# PROBLEM TO WORK ON:
A verbatim restatement of the data, free of pictures, is what you should output.
::: LISTED RECORDS :::
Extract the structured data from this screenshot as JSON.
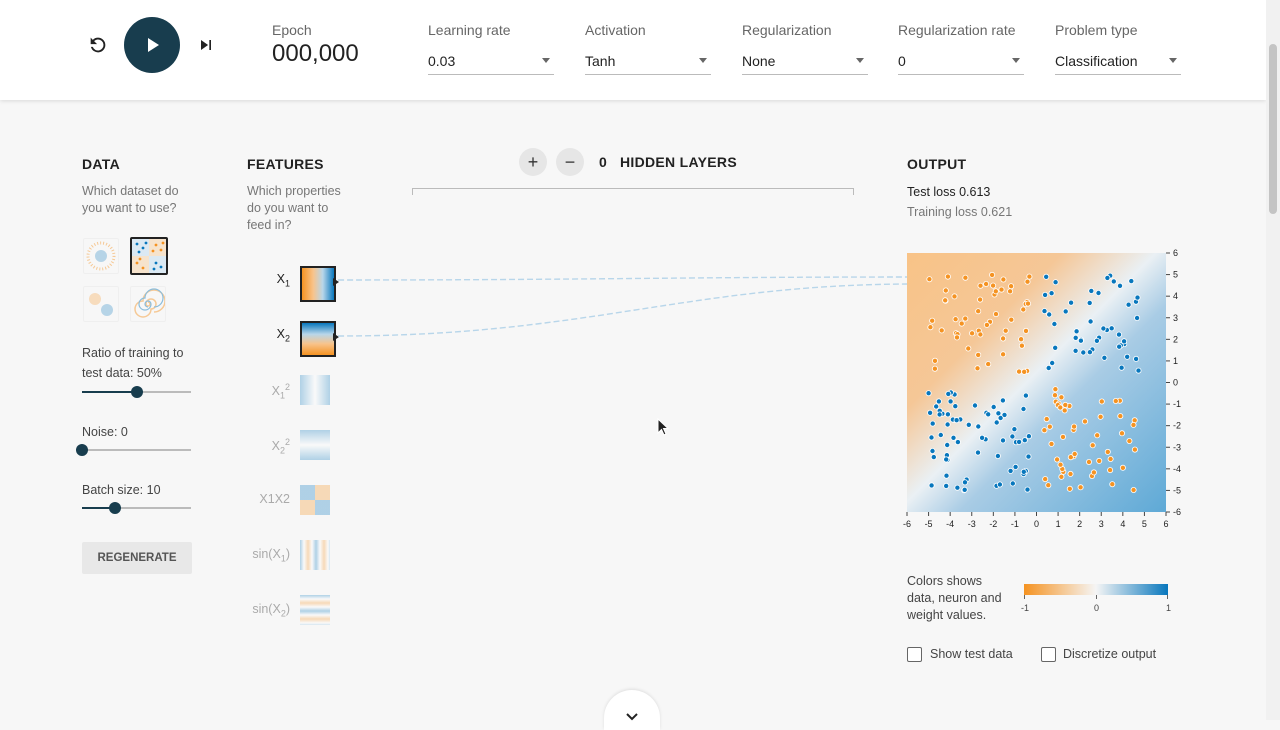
{
  "controls": {
    "epoch_label": "Epoch",
    "epoch_value": "000,000",
    "dropdowns": [
      {
        "label": "Learning rate",
        "value": "0.03"
      },
      {
        "label": "Activation",
        "value": "Tanh"
      },
      {
        "label": "Regularization",
        "value": "None"
      },
      {
        "label": "Regularization rate",
        "value": "0"
      },
      {
        "label": "Problem type",
        "value": "Classification"
      }
    ]
  },
  "data_panel": {
    "title": "DATA",
    "subtitle_line1": "Which dataset do",
    "subtitle_line2": "you want to use?",
    "ratio_line1": "Ratio of training to",
    "ratio_line2": "test data:  50%",
    "ratio_value": 0.5,
    "noise_label": "Noise:  0",
    "noise_value": 0,
    "batch_label": "Batch size:  10",
    "batch_value": 0.3,
    "regenerate_label": "REGENERATE"
  },
  "features_panel": {
    "title": "FEATURES",
    "subtitle_line1": "Which properties",
    "subtitle_line2": "do you want to",
    "subtitle_line3": "feed in?",
    "features": [
      {
        "label": "X",
        "sub": "1",
        "active": true
      },
      {
        "label": "X",
        "sub": "2",
        "active": true
      },
      {
        "label": "X",
        "sub": "1",
        "sup": "2",
        "active": false
      },
      {
        "label": "X",
        "sub": "2",
        "sup": "2",
        "active": false
      },
      {
        "label": "X1X2",
        "active": false
      },
      {
        "label": "sin(X",
        "sub": "1",
        "suffix": ")",
        "active": false
      },
      {
        "label": "sin(X",
        "sub": "2",
        "suffix": ")",
        "active": false
      }
    ]
  },
  "network": {
    "add_icon": "+",
    "remove_icon": "−",
    "hidden_count": "0",
    "hidden_label": "HIDDEN LAYERS"
  },
  "output_panel": {
    "title": "OUTPUT",
    "test_loss": "Test loss 0.613",
    "training_loss": "Training loss 0.621",
    "legend_line1": "Colors shows",
    "legend_line2": "data, neuron and",
    "legend_line3": "weight values.",
    "legend_min": "-1",
    "legend_mid": "0",
    "legend_max": "1",
    "show_test_label": "Show test data",
    "discretize_label": "Discretize output",
    "x_ticks": [
      "-6",
      "-5",
      "-4",
      "-3",
      "-2",
      "-1",
      "0",
      "1",
      "2",
      "3",
      "4",
      "5",
      "6"
    ],
    "y_ticks": [
      "6",
      "5",
      "4",
      "3",
      "2",
      "1",
      "0",
      "-1",
      "-2",
      "-3",
      "-4",
      "-5",
      "-6"
    ],
    "color_negative": "#f59322",
    "color_positive": "#0877bd"
  }
}
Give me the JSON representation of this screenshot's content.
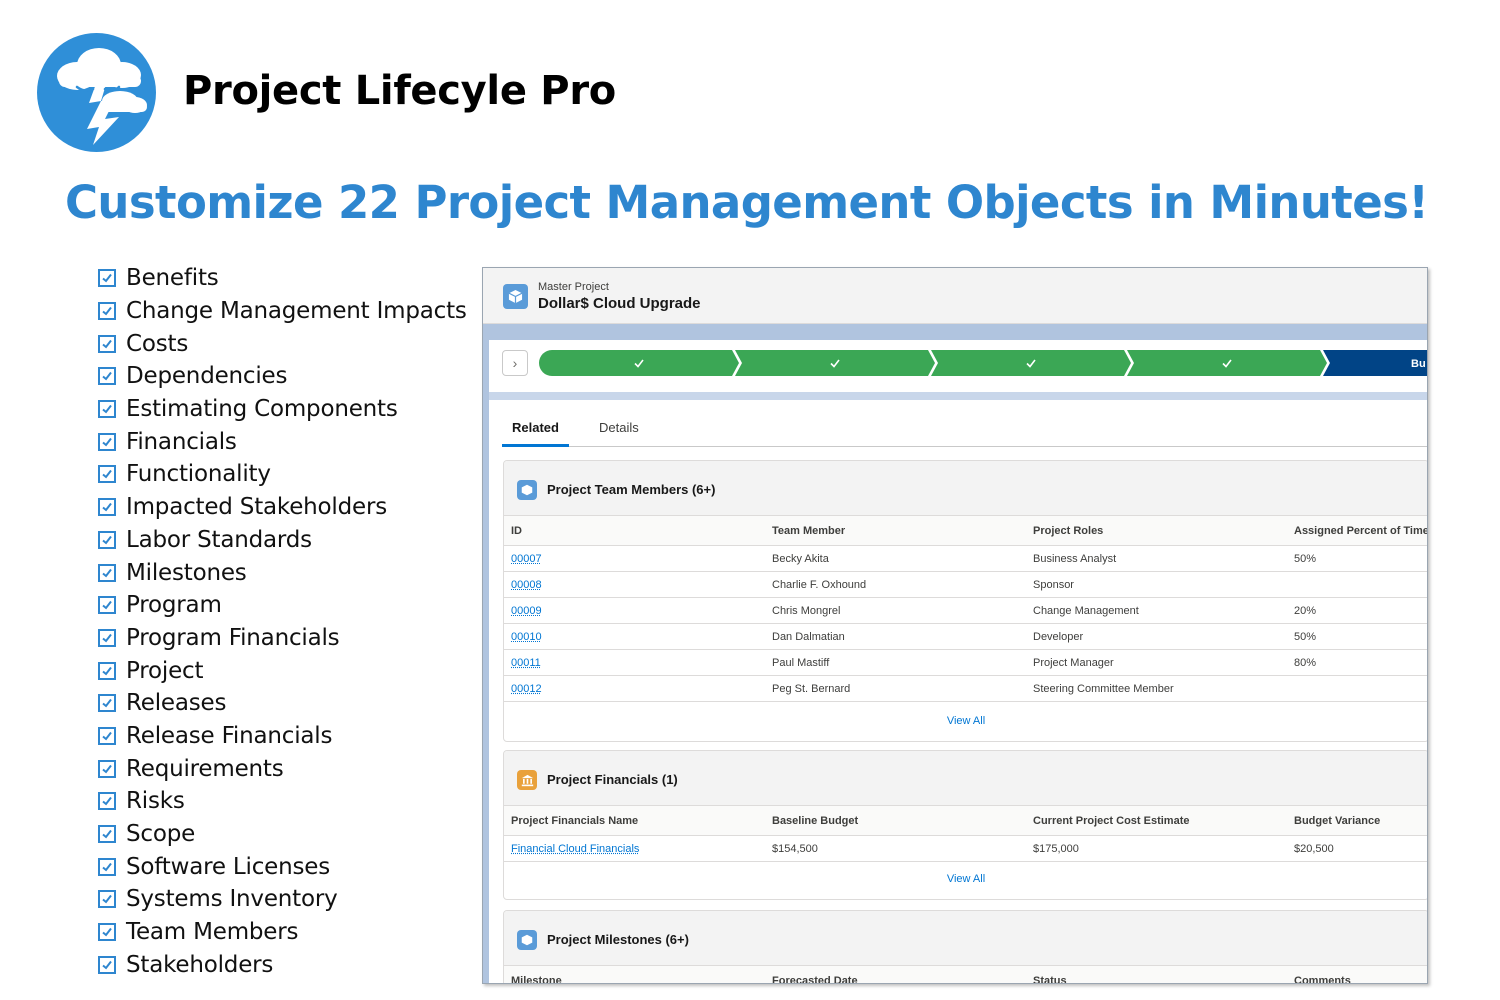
{
  "app": {
    "title": "Project Lifecyle Pro"
  },
  "headline": "Customize 22 Project Management Objects in Minutes!",
  "objects": [
    "Benefits",
    "Change Management Impacts",
    "Costs",
    "Dependencies",
    "Estimating Components",
    "Financials",
    "Functionality",
    "Impacted Stakeholders",
    "Labor Standards",
    "Milestones",
    "Program",
    "Program Financials",
    "Project",
    "Releases",
    "Release Financials",
    "Requirements",
    "Risks",
    "Scope",
    "Software Licenses",
    "Systems Inventory",
    "Team Members",
    "Stakeholders"
  ],
  "record": {
    "type": "Master Project",
    "name": "Dollar$ Cloud Upgrade",
    "path_current_partial": "Bu"
  },
  "tabs": {
    "related": "Related",
    "details": "Details"
  },
  "team_card": {
    "title": "Project Team Members (6+)",
    "columns": [
      "ID",
      "Team Member",
      "Project Roles",
      "Assigned Percent of Time"
    ],
    "rows": [
      [
        "00007",
        "Becky Akita",
        "Business Analyst",
        "50%"
      ],
      [
        "00008",
        "Charlie F. Oxhound",
        "Sponsor",
        ""
      ],
      [
        "00009",
        "Chris Mongrel",
        "Change Management",
        "20%"
      ],
      [
        "00010",
        "Dan Dalmatian",
        "Developer",
        "50%"
      ],
      [
        "00011",
        "Paul Mastiff",
        "Project Manager",
        "80%"
      ],
      [
        "00012",
        "Peg St. Bernard",
        "Steering Committee Member",
        ""
      ]
    ],
    "view_all": "View All"
  },
  "fin_card": {
    "title": "Project Financials (1)",
    "columns": [
      "Project Financials Name",
      "Baseline Budget",
      "Current Project Cost Estimate",
      "Budget Variance"
    ],
    "rows": [
      [
        "Financial Cloud Financials",
        "$154,500",
        "$175,000",
        "$20,500"
      ]
    ],
    "view_all": "View All"
  },
  "mile_card": {
    "title": "Project Milestones (6+)",
    "columns": [
      "Milestone",
      "Forecasted Date",
      "Status",
      "Comments"
    ]
  },
  "colors": {
    "accent": "#2e86cf",
    "path_complete": "#3ba755",
    "path_current": "#014486",
    "link": "#0176d3"
  }
}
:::
# TASK RESPONSE:
Extract the structured data from this screenshot as JSON.
{
  "controls": {
    "epoch_label": "Epoch",
    "epoch_value": "000,000",
    "dropdowns": [
      {
        "label": "Learning rate",
        "value": "0.03"
      },
      {
        "label": "Activation",
        "value": "Tanh"
      },
      {
        "label": "Regularization",
        "value": "None"
      },
      {
        "label": "Regularization rate",
        "value": "0"
      },
      {
        "label": "Problem type",
        "value": "Classification"
      }
    ]
  },
  "data_panel": {
    "title": "DATA",
    "subtitle_line1": "Which dataset do",
    "subtitle_line2": "you want to use?",
    "ratio_line1": "Ratio of training to",
    "ratio_line2": "test data:  50%",
    "ratio_value": 0.5,
    "noise_label": "Noise:  0",
    "noise_value": 0,
    "batch_label": "Batch size:  10",
    "batch_value": 0.3,
    "regenerate_label": "REGENERATE"
  },
  "features_panel": {
    "title": "FEATURES",
    "subtitle_line1": "Which properties",
    "subtitle_line2": "do you want to",
    "subtitle_line3": "feed in?",
    "features": [
      {
        "label": "X",
        "sub": "1",
        "active": true
      },
      {
        "label": "X",
        "sub": "2",
        "active": true
      },
      {
        "label": "X",
        "sub": "1",
        "sup": "2",
        "active": false
      },
      {
        "label": "X",
        "sub": "2",
        "sup": "2",
        "active": false
      },
      {
        "label": "X1X2",
        "active": false
      },
      {
        "label": "sin(X",
        "sub": "1",
        "suffix": ")",
        "active": false
      },
      {
        "label": "sin(X",
        "sub": "2",
        "suffix": ")",
        "active": false
      }
    ]
  },
  "network": {
    "add_icon": "+",
    "remove_icon": "−",
    "hidden_count": "0",
    "hidden_label": "HIDDEN LAYERS"
  },
  "output_panel": {
    "title": "OUTPUT",
    "test_loss": "Test loss 0.613",
    "training_loss": "Training loss 0.621",
    "legend_line1": "Colors shows",
    "legend_line2": "data, neuron and",
    "legend_line3": "weight values.",
    "legend_min": "-1",
    "legend_mid": "0",
    "legend_max": "1",
    "show_test_label": "Show test data",
    "discretize_label": "Discretize output",
    "x_ticks": [
      "-6",
      "-5",
      "-4",
      "-3",
      "-2",
      "-1",
      "0",
      "1",
      "2",
      "3",
      "4",
      "5",
      "6"
    ],
    "y_ticks": [
      "6",
      "5",
      "4",
      "3",
      "2",
      "1",
      "0",
      "-1",
      "-2",
      "-3",
      "-4",
      "-5",
      "-6"
    ],
    "color_negative": "#f59322",
    "color_positive": "#0877bd"
  }
}
Give me the JSON representation of this screenshot's content.
{
  "app": {
    "title": "Project Lifecyle Pro"
  },
  "headline": "Customize 22 Project Management Objects in Minutes!",
  "objects": [
    "Benefits",
    "Change Management Impacts",
    "Costs",
    "Dependencies",
    "Estimating Components",
    "Financials",
    "Functionality",
    "Impacted Stakeholders",
    "Labor Standards",
    "Milestones",
    "Program",
    "Program Financials",
    "Project",
    "Releases",
    "Release Financials",
    "Requirements",
    "Risks",
    "Scope",
    "Software Licenses",
    "Systems Inventory",
    "Team Members",
    "Stakeholders"
  ],
  "record": {
    "type": "Master Project",
    "name": "Dollar$ Cloud Upgrade",
    "path_current_partial": "Bu"
  },
  "tabs": {
    "related": "Related",
    "details": "Details"
  },
  "team_card": {
    "title": "Project Team Members (6+)",
    "columns": [
      "ID",
      "Team Member",
      "Project Roles",
      "Assigned Percent of Time"
    ],
    "rows": [
      [
        "00007",
        "Becky Akita",
        "Business Analyst",
        "50%"
      ],
      [
        "00008",
        "Charlie F. Oxhound",
        "Sponsor",
        ""
      ],
      [
        "00009",
        "Chris Mongrel",
        "Change Management",
        "20%"
      ],
      [
        "00010",
        "Dan Dalmatian",
        "Developer",
        "50%"
      ],
      [
        "00011",
        "Paul Mastiff",
        "Project Manager",
        "80%"
      ],
      [
        "00012",
        "Peg St. Bernard",
        "Steering Committee Member",
        ""
      ]
    ],
    "view_all": "View All"
  },
  "fin_card": {
    "title": "Project Financials (1)",
    "columns": [
      "Project Financials Name",
      "Baseline Budget",
      "Current Project Cost Estimate",
      "Budget Variance"
    ],
    "rows": [
      [
        "Financial Cloud Financials",
        "$154,500",
        "$175,000",
        "$20,500"
      ]
    ],
    "view_all": "View All"
  },
  "mile_card": {
    "title": "Project Milestones (6+)",
    "columns": [
      "Milestone",
      "Forecasted Date",
      "Status",
      "Comments"
    ]
  },
  "colors": {
    "accent": "#2e86cf",
    "path_complete": "#3ba755",
    "path_current": "#014486",
    "link": "#0176d3"
  }
}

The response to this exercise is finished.